### Task requirements
Run through the data and copy out every line that mentions the word "accent".

··· Dataset records

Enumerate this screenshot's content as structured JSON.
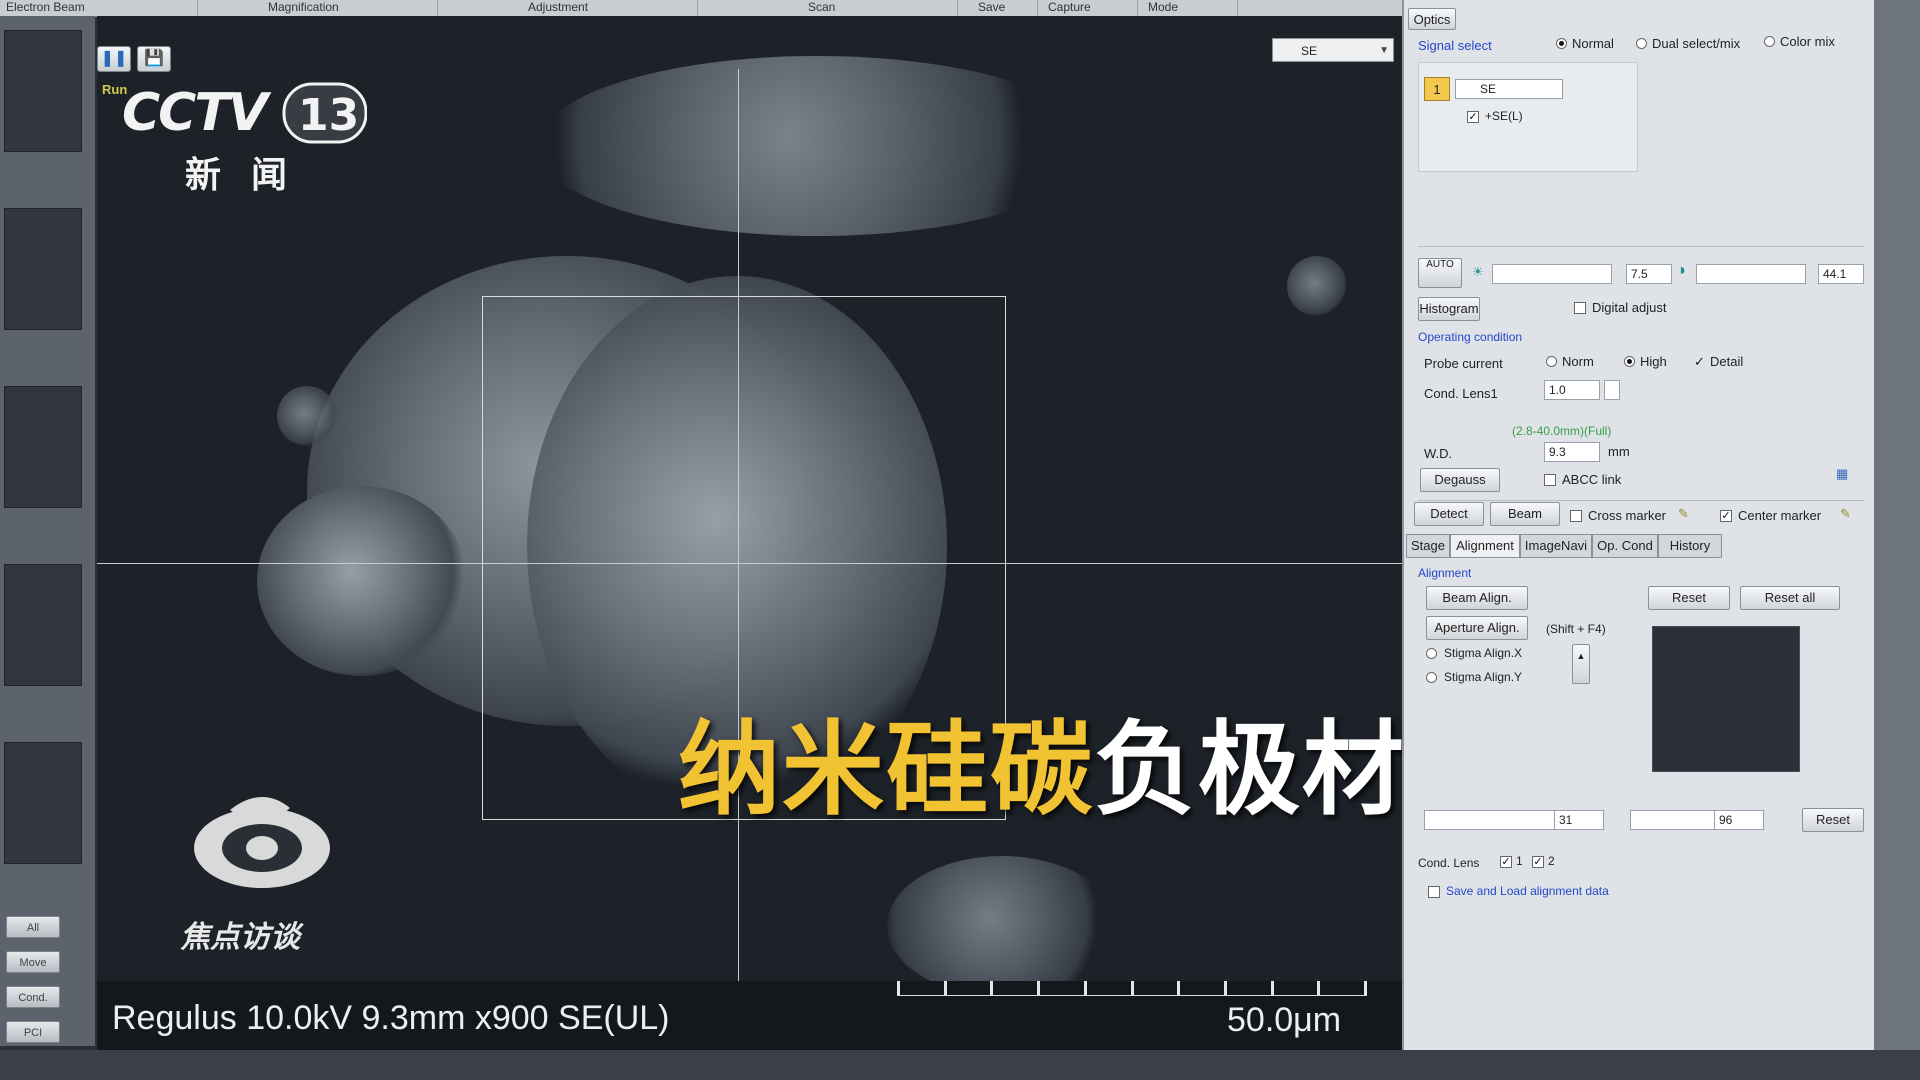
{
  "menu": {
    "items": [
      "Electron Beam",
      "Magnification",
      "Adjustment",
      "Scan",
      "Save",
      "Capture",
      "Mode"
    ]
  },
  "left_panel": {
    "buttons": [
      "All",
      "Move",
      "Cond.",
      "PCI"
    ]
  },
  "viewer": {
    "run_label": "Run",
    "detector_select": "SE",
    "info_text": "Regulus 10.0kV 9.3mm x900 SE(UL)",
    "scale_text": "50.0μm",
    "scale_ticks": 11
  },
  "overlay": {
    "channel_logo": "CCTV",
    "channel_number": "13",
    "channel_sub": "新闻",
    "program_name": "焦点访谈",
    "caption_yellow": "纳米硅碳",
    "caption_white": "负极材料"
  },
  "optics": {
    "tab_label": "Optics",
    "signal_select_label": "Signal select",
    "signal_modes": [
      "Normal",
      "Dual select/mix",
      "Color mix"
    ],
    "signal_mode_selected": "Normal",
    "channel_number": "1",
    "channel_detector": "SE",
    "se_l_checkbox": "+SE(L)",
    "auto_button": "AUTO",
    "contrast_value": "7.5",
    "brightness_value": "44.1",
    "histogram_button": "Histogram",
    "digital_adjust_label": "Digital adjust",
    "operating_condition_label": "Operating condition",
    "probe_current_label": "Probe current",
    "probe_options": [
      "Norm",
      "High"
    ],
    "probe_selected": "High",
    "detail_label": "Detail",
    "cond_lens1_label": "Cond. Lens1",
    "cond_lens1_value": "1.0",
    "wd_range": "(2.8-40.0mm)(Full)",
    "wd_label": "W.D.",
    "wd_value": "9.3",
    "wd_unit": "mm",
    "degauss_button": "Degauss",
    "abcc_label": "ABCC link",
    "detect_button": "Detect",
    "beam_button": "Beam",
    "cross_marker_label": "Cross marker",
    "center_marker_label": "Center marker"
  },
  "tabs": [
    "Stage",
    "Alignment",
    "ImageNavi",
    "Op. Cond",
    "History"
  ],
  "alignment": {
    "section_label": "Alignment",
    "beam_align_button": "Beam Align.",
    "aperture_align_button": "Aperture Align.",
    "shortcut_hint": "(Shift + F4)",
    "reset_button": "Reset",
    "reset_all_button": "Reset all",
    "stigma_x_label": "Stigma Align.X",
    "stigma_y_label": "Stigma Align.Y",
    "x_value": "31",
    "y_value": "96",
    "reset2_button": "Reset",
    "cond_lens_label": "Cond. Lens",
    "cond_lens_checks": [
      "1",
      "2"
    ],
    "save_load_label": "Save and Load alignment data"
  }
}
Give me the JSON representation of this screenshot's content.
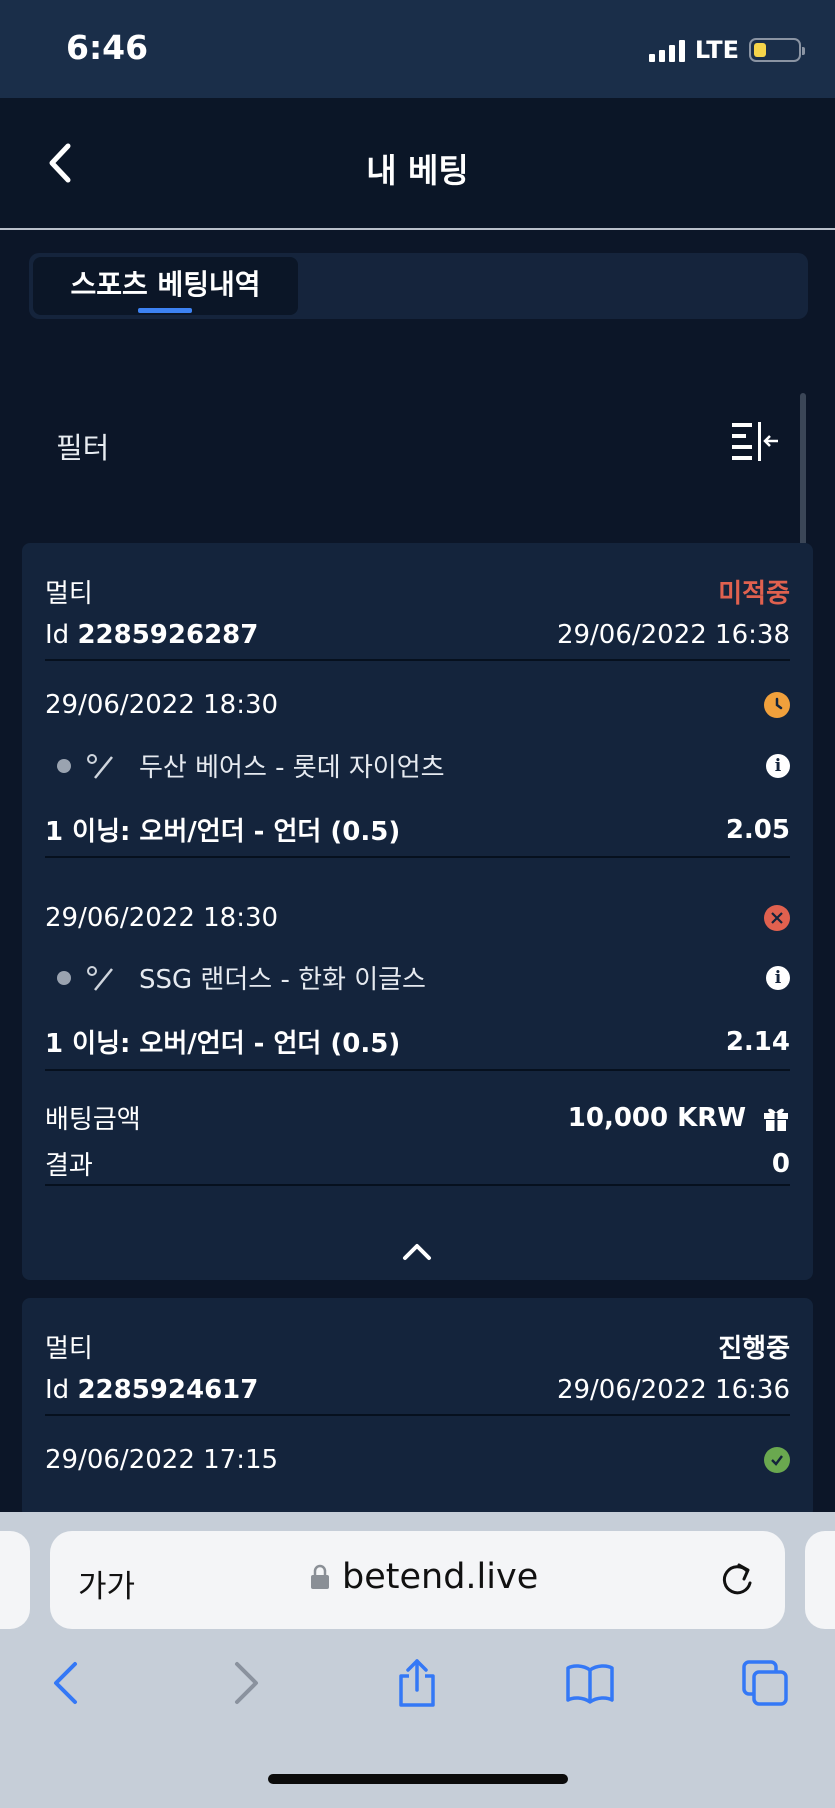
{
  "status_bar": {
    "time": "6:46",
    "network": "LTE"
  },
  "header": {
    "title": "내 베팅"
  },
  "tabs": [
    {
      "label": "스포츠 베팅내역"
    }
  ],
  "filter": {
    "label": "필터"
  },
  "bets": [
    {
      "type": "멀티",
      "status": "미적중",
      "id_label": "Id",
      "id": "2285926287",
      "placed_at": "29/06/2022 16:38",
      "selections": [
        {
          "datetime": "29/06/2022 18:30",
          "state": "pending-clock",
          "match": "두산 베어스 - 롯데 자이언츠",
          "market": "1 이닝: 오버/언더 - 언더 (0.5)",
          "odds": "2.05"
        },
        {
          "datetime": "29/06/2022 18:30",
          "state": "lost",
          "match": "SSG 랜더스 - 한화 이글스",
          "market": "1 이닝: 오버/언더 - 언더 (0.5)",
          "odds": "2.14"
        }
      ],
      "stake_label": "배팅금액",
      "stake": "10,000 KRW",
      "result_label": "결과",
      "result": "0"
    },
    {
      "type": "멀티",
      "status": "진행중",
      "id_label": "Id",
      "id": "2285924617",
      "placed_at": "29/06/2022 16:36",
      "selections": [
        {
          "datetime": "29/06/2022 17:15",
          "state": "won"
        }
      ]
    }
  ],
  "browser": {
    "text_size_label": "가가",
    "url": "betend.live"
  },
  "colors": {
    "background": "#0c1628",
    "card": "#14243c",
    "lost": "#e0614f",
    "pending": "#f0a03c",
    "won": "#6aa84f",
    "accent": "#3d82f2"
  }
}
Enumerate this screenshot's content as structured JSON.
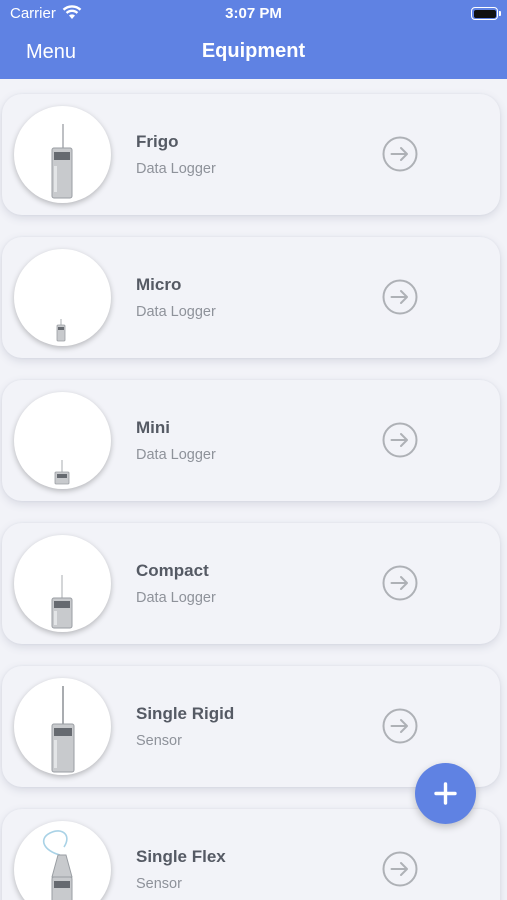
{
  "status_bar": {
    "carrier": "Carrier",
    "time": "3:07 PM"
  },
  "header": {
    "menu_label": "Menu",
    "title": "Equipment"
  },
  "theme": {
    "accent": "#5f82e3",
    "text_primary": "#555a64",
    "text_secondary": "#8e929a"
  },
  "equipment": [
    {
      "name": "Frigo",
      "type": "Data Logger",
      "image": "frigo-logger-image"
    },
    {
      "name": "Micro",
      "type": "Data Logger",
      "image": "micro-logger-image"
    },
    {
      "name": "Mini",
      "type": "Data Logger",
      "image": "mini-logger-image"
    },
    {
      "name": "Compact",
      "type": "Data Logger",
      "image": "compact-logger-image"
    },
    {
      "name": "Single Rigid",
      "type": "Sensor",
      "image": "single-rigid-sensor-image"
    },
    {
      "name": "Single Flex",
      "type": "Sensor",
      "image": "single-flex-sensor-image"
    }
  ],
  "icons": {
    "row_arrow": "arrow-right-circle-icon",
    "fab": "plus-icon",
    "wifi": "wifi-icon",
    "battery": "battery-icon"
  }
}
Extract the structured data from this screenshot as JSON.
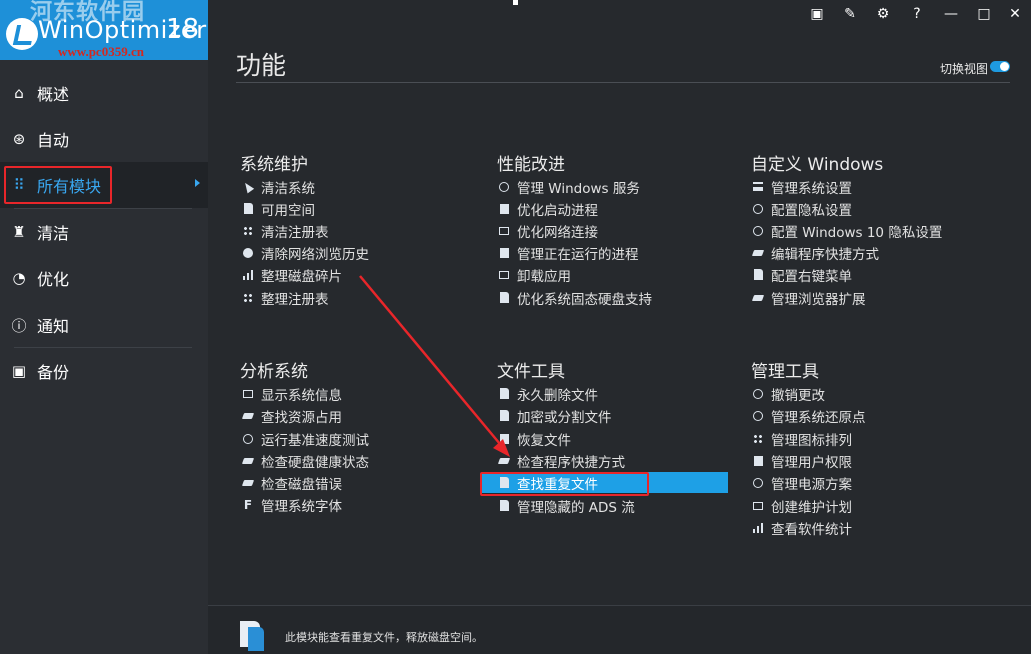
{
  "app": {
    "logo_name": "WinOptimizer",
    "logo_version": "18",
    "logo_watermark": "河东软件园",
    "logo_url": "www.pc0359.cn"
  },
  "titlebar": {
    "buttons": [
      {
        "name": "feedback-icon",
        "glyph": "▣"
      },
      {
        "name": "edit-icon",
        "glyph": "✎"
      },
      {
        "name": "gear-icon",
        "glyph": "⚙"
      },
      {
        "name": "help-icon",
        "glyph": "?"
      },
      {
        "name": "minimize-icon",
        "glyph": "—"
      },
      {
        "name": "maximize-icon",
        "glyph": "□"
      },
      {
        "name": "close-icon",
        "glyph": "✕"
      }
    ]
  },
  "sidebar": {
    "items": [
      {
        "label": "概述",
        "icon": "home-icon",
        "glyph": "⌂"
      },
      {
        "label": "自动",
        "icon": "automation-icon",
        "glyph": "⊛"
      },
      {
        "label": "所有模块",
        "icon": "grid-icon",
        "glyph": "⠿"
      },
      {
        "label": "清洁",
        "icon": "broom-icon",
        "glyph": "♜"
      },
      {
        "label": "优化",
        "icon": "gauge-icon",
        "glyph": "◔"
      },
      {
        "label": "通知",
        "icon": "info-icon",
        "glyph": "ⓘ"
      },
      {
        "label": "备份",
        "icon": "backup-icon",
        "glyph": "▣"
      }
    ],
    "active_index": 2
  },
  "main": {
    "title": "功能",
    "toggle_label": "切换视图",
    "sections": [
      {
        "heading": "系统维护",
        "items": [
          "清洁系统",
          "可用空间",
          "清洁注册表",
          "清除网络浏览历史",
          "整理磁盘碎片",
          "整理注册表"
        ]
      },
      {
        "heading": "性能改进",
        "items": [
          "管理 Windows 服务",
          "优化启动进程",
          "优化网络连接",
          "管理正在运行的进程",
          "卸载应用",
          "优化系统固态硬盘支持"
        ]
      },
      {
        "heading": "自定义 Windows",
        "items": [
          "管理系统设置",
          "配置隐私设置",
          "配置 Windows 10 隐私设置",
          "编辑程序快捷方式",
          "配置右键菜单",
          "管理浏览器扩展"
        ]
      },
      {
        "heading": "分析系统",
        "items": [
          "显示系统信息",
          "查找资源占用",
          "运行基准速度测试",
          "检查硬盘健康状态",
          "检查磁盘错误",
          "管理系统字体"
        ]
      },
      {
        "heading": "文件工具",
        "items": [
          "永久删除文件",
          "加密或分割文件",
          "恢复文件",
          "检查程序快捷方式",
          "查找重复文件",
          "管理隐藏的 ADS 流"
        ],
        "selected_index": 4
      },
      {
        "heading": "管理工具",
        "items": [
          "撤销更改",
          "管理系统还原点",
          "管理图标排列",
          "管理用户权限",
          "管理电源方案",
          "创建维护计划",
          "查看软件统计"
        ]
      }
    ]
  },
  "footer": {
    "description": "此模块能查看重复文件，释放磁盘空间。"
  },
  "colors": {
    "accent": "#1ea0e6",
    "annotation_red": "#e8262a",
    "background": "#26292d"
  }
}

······

### Expected answer
    "accent": "#3d82f2"
    "accent": "#5f82e3",
    "accent": "#1ea0e6",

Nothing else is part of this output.